Supplied information:

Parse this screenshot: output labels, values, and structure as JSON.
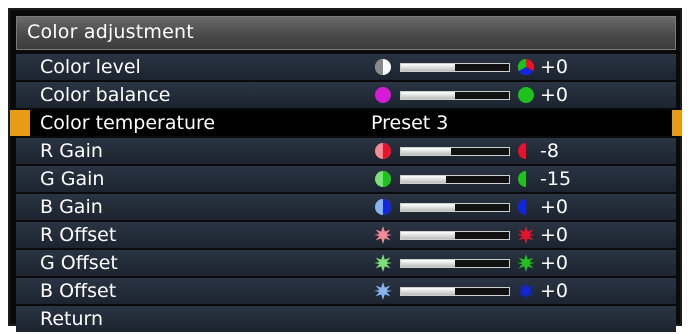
{
  "menu": {
    "title": "Color adjustment",
    "rows": [
      {
        "key": "color_level",
        "label": "Color level",
        "type": "slider",
        "value": "+0",
        "level": 0.5,
        "left_icon": "contrast-gray-icon",
        "right_icon": "rgb-wheel-icon"
      },
      {
        "key": "color_balance",
        "label": "Color balance",
        "type": "slider",
        "value": "+0",
        "level": 0.5,
        "left_icon": "magenta-dot-icon",
        "right_icon": "green-dot-icon"
      },
      {
        "key": "color_temperature",
        "label": "Color temperature",
        "type": "text",
        "value": "Preset 3",
        "selected": true
      },
      {
        "key": "r_gain",
        "label": "R Gain",
        "type": "slider",
        "value": "-8",
        "level": 0.46,
        "left_icon": "red-half-circle-icon",
        "right_icon": "red-half-circle-icon"
      },
      {
        "key": "g_gain",
        "label": "G Gain",
        "type": "slider",
        "value": "-15",
        "level": 0.42,
        "left_icon": "green-half-circle-icon",
        "right_icon": "green-half-circle-icon"
      },
      {
        "key": "b_gain",
        "label": "B Gain",
        "type": "slider",
        "value": "+0",
        "level": 0.5,
        "left_icon": "blue-half-circle-icon",
        "right_icon": "blue-half-circle-icon"
      },
      {
        "key": "r_offset",
        "label": "R Offset",
        "type": "slider",
        "value": "+0",
        "level": 0.5,
        "left_icon": "pink-star-icon",
        "right_icon": "red-star-icon"
      },
      {
        "key": "g_offset",
        "label": "G Offset",
        "type": "slider",
        "value": "+0",
        "level": 0.5,
        "left_icon": "light-green-star-icon",
        "right_icon": "green-star-icon"
      },
      {
        "key": "b_offset",
        "label": "B Offset",
        "type": "slider",
        "value": "+0",
        "level": 0.5,
        "left_icon": "light-blue-star-icon",
        "right_icon": "blue-star-icon"
      },
      {
        "key": "return",
        "label": "Return",
        "type": "none"
      }
    ]
  },
  "colors": {
    "accent": "#e89b14",
    "row_bg": "#2a3442",
    "red": "#e8132b",
    "red_light": "#f58a97",
    "green": "#1fc21c",
    "green_light": "#7ee07a",
    "blue": "#1226e0",
    "blue_light": "#8ab4f0",
    "magenta": "#d61ad6"
  }
}
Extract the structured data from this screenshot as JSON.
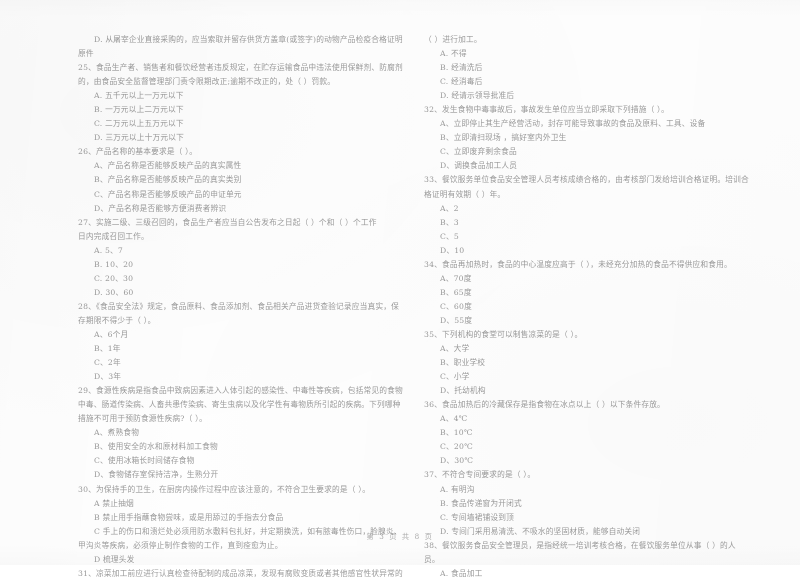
{
  "document": {
    "type": "scanned-exam-paper",
    "language": "zh-CN",
    "footer": "第 3 页 共 8 页",
    "ink_color": "#8b8b8b",
    "paper_color": "#fefefe"
  },
  "left_column": {
    "lines": [
      {
        "role": "option",
        "text": "D. 从屠宰企业直接采购的，应当索取并留存供货方盖章(或签字)的动物产品检疫合格证明"
      },
      {
        "role": "cont",
        "text": "原件"
      },
      {
        "role": "question",
        "text": "25、食品生产者、销售者和餐饮经营者违反规定，在贮存运输食品中违法使用保鲜剂、防腐剂"
      },
      {
        "role": "cont",
        "text": "的，由食品安全监督管理部门责令限期改正;逾期不改正的，处（       ）罚款。"
      },
      {
        "role": "option",
        "text": "A. 五千元以上一万元以下"
      },
      {
        "role": "option",
        "text": "B. 一万元以上二万元以下"
      },
      {
        "role": "option",
        "text": "C. 二万元以上五万元以下"
      },
      {
        "role": "option",
        "text": "D. 三万元以上十万元以下"
      },
      {
        "role": "question",
        "text": "26、产品名称的基本要求是（      ）。"
      },
      {
        "role": "option",
        "text": "A、产品名称是否能够反映产品的真实属性"
      },
      {
        "role": "option",
        "text": "B、产品名称是否能够反映产品的真实类别"
      },
      {
        "role": "option",
        "text": "C、产品名称是否能够反映产品的申证单元"
      },
      {
        "role": "option",
        "text": "D、产品名称是否能够方便消费者辨识"
      },
      {
        "role": "question",
        "text": "27、实施二级、三级召回的，食品生产者应当自公告发布之日起（      ）个和（      ）个工作"
      },
      {
        "role": "cont",
        "text": "日内完成召回工作。"
      },
      {
        "role": "option",
        "text": "A. 5、7"
      },
      {
        "role": "option",
        "text": "B. 10、20"
      },
      {
        "role": "option",
        "text": "C. 20、30"
      },
      {
        "role": "option",
        "text": "D. 30、60"
      },
      {
        "role": "question",
        "text": "28、《食品安全法》规定，食品原料、食品添加剂、食品相关产品进货查验记录应当真实，保"
      },
      {
        "role": "cont",
        "text": "存期限不得少于（      ）。"
      },
      {
        "role": "option",
        "text": "A、6个月"
      },
      {
        "role": "option",
        "text": "B、1年"
      },
      {
        "role": "option",
        "text": "C、2年"
      },
      {
        "role": "option",
        "text": "D、3年"
      },
      {
        "role": "question",
        "text": "29、食源性疾病是指食品中致病因素进入人体引起的感染性、中毒性等疾病，包括常见的食物"
      },
      {
        "role": "cont",
        "text": "中毒、肠道传染病、人畜共患传染病、寄生虫病以及化学性有毒物质所引起的疾病。下列哪种"
      },
      {
        "role": "cont",
        "text": "措施不可用于预防食源性疾病?（       ）。"
      },
      {
        "role": "option",
        "text": "A、煮熟食物"
      },
      {
        "role": "option",
        "text": "B、使用安全的水和原材料加工食物"
      },
      {
        "role": "option",
        "text": "C、使用冰箱长时间储存食物"
      },
      {
        "role": "option",
        "text": "D、食物储存室保持洁净，生熟分开"
      },
      {
        "role": "question",
        "text": "30、为保持手的卫生，在厨房内操作过程中应该注意的，不符合卫生要求的是（       ）。"
      },
      {
        "role": "option",
        "text": "A 禁止抽烟"
      },
      {
        "role": "option",
        "text": "B 禁止用手指蘸食物尝味，或是用舔过的手指去分食品"
      },
      {
        "role": "option",
        "text": "C  手上的伤口和溃烂处必须用防水敷料包扎好，并定期换洗，如有脓毒性伤口，脸腺炎、"
      },
      {
        "role": "cont",
        "text": "甲沟炎等疾病，必须停止制作食物的工作，直到痊愈为止。"
      },
      {
        "role": "option",
        "text": "D 梳理头发"
      },
      {
        "role": "question",
        "text": "31、凉菜加工前应进行认真检查待配制的成品凉菜，发现有腐败变质或者其他感官性状异常的"
      }
    ]
  },
  "right_column": {
    "lines": [
      {
        "role": "cont",
        "text": "（       ）进行加工。"
      },
      {
        "role": "option",
        "text": "A. 不得"
      },
      {
        "role": "option",
        "text": "B. 经清洗后"
      },
      {
        "role": "option",
        "text": "C. 经消毒后"
      },
      {
        "role": "option",
        "text": "D. 经请示领导批准后"
      },
      {
        "role": "question",
        "text": "32、发生食物中毒事故后，事故发生单位应当立即采取下列措施（       ）。"
      },
      {
        "role": "option",
        "text": "A、立即停止其生产经营活动，封存可能导致事故的食品及原料、工具、设备"
      },
      {
        "role": "option",
        "text": "B、立即清扫现场 ，搞好室内外卫生"
      },
      {
        "role": "option",
        "text": "C、立即废弃剩余食品"
      },
      {
        "role": "option",
        "text": "D、调换食品加工人员"
      },
      {
        "role": "question",
        "text": "33、餐饮服务单位食品安全管理人员考核成绩合格的，由考核部门发给培训合格证明。培训合"
      },
      {
        "role": "cont",
        "text": "格证明有效期（      ）年。"
      },
      {
        "role": "option",
        "text": "A、2"
      },
      {
        "role": "option",
        "text": "B、3"
      },
      {
        "role": "option",
        "text": "C、5"
      },
      {
        "role": "option",
        "text": "D、10"
      },
      {
        "role": "question",
        "text": "34、食品再加热时，食品的中心温度应高于（       ），未经充分加热的食品不得供应和食用。"
      },
      {
        "role": "option",
        "text": "A、70度"
      },
      {
        "role": "option",
        "text": "B、65度"
      },
      {
        "role": "option",
        "text": "C、60度"
      },
      {
        "role": "option",
        "text": "D、55度"
      },
      {
        "role": "question",
        "text": "35、下列机构的食堂可以制售凉菜的是（       ）。"
      },
      {
        "role": "option",
        "text": "A、大学"
      },
      {
        "role": "option",
        "text": "B、职业学校"
      },
      {
        "role": "option",
        "text": "C、小学"
      },
      {
        "role": "option",
        "text": "D、托幼机构"
      },
      {
        "role": "question",
        "text": "36、食品加热后的冷藏保存是指食物在冰点以上（       ）以下条件存放。"
      },
      {
        "role": "option",
        "text": "A、4℃"
      },
      {
        "role": "option",
        "text": "B、10℃"
      },
      {
        "role": "option",
        "text": "C、20℃"
      },
      {
        "role": "option",
        "text": "D、30℃"
      },
      {
        "role": "question",
        "text": "37、不符合专间要求的是（       ）。"
      },
      {
        "role": "option",
        "text": "A. 有明沟"
      },
      {
        "role": "option",
        "text": "B. 食品传递窗为开闭式"
      },
      {
        "role": "option",
        "text": "C. 专间墙裙铺设到顶"
      },
      {
        "role": "option",
        "text": "D. 专间门采用易清洗、不吸水的坚固材质，能够自动关闭"
      },
      {
        "role": "question",
        "text": "38、餐饮服务食品安全管理员，是指经统一培训考核合格，在餐饮服务单位从事（       ）的人"
      },
      {
        "role": "cont",
        "text": "员。"
      },
      {
        "role": "option",
        "text": "A. 食品加工"
      }
    ]
  }
}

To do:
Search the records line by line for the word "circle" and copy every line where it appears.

Solved problem:
        "left_icon": "red-half-circle-icon",
        "right_icon": "red-half-circle-icon"
        "left_icon": "green-half-circle-icon",
        "right_icon": "green-half-circle-icon"
        "left_icon": "blue-half-circle-icon",
        "right_icon": "blue-half-circle-icon"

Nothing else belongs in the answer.